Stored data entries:

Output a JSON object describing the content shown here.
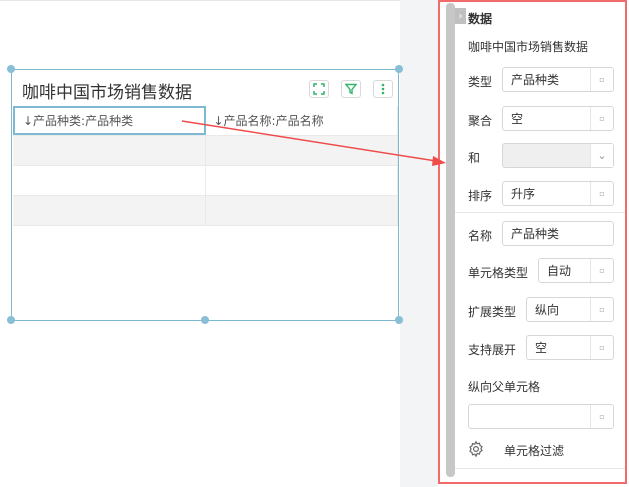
{
  "widget": {
    "title": "咖啡中国市场销售数据",
    "columns": [
      "↓产品种类:产品种类",
      "↓产品名称:产品名称"
    ]
  },
  "panel": {
    "heading": "数据",
    "dataset": "咖啡中国市场销售数据",
    "fields": {
      "type_label": "类型",
      "type_value": "产品种类",
      "aggregate_label": "聚合",
      "aggregate_value": "空",
      "sum_label": "和",
      "sum_value": "",
      "sort_label": "排序",
      "sort_value": "升序",
      "name_label": "名称",
      "name_value": "产品种类",
      "cell_type_label": "单元格类型",
      "cell_type_value": "自动",
      "expand_type_label": "扩展类型",
      "expand_type_value": "纵向",
      "support_expand_label": "支持展开",
      "support_expand_value": "空",
      "parent_cell_label": "纵向父单元格",
      "parent_cell_value": ""
    },
    "cell_filter_label": "单元格过滤"
  },
  "colors": {
    "accent_border": "#f16b6b",
    "selection": "#7fb8d1",
    "tool_green": "#2fb36b"
  }
}
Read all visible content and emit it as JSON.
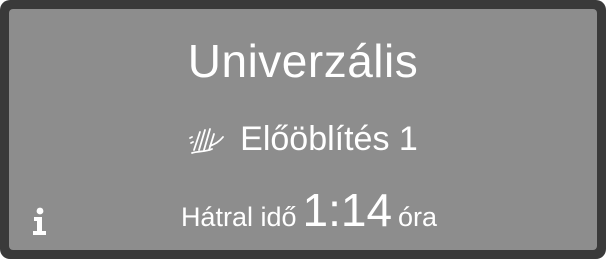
{
  "display": {
    "program_name": "Univerzális",
    "phase": {
      "icon": "prewash-icon",
      "label": "Előöblítés 1"
    },
    "time": {
      "label": "Hátral idő",
      "value": "1:14",
      "unit": "óra"
    },
    "info_icon": "info-icon"
  },
  "colors": {
    "screen_background": "#8d8d8d",
    "bezel": "#3a3a3a",
    "text": "#ffffff"
  }
}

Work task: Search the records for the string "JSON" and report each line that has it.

Your solution:
Output a JSON object describing the content shown here.
Read all visible content and emit it as JSON.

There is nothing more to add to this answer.